* **Your objective**
Check each line of the entries below for the string "JSON"; copy every line where it appears.

* **Data section**
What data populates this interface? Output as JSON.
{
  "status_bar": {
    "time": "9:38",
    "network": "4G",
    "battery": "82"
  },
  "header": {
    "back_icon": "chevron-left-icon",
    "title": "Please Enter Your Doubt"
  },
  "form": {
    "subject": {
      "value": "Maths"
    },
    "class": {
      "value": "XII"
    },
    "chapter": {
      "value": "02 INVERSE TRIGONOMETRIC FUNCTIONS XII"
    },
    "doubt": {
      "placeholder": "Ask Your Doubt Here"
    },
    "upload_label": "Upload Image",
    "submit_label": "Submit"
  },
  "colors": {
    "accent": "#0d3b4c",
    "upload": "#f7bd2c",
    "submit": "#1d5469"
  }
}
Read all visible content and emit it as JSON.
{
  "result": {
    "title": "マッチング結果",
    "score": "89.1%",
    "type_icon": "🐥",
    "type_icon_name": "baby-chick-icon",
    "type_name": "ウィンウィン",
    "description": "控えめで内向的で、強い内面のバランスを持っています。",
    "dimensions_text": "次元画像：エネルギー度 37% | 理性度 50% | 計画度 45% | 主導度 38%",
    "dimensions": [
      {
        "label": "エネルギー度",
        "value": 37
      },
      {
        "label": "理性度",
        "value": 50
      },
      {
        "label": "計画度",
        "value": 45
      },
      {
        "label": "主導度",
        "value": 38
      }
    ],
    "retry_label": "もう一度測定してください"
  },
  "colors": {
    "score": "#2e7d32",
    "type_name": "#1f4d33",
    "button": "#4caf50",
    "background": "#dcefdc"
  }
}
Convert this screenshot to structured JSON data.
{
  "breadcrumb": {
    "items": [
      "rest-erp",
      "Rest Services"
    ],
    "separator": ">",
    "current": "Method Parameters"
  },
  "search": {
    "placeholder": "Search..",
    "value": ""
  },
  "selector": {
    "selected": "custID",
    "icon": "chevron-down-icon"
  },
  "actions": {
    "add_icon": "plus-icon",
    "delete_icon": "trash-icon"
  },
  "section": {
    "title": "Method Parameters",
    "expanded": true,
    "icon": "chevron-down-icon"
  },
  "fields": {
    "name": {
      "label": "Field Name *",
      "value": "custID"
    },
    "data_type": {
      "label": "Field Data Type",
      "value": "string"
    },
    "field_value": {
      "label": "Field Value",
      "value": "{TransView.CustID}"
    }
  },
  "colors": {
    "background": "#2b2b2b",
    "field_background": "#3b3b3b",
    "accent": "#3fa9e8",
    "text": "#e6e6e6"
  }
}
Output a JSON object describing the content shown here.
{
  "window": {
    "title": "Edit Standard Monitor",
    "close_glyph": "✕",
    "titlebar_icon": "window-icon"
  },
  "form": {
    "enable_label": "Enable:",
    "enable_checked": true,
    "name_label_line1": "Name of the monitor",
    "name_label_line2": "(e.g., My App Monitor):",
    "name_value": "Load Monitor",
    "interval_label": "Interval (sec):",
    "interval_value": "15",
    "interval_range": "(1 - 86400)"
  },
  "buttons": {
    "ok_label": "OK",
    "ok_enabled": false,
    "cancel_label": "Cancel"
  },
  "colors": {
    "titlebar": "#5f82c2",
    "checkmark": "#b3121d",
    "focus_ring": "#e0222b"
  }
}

* **Task response**
What data populates this interface? Output as JSON.
Read all visible content and emit it as JSON.
Convert this screenshot to structured JSON data.
Output a JSON object describing the content shown here.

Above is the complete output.